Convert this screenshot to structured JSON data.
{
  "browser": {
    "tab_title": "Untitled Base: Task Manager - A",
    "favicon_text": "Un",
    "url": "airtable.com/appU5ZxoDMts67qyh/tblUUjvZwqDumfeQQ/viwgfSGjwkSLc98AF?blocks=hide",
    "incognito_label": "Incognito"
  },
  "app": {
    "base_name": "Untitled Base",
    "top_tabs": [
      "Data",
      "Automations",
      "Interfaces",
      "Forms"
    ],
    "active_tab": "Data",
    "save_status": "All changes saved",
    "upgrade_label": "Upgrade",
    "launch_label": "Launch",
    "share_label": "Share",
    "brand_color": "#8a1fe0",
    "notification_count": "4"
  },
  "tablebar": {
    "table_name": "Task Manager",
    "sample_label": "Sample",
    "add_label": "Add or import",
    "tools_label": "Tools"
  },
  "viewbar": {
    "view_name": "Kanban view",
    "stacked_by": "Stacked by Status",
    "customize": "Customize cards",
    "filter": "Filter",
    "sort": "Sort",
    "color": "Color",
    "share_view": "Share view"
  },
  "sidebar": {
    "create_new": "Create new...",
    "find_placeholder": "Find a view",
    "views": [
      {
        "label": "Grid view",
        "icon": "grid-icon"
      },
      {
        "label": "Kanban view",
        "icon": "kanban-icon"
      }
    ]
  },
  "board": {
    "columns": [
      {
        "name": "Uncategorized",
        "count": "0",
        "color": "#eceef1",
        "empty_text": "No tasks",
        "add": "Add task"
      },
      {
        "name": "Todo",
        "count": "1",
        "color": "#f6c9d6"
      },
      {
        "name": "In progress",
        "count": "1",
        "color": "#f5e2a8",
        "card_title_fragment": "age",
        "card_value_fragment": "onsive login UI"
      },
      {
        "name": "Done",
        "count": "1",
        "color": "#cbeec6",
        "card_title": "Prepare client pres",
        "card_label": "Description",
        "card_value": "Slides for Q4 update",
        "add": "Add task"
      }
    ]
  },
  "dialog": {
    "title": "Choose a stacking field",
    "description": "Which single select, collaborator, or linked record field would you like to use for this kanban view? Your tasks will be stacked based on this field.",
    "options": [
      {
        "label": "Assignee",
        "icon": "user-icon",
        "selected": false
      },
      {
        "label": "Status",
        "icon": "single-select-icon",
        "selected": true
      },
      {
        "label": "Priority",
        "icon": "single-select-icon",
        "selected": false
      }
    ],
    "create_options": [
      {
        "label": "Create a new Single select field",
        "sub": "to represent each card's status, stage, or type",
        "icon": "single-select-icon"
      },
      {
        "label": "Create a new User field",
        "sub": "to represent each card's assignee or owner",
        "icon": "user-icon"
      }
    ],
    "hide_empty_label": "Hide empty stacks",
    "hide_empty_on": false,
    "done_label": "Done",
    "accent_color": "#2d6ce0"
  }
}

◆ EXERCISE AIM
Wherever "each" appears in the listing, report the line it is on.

◆ TASK RESULT
        "sub": "to represent each card's status, stage, or type",
        "sub": "to represent each card's assignee or owner",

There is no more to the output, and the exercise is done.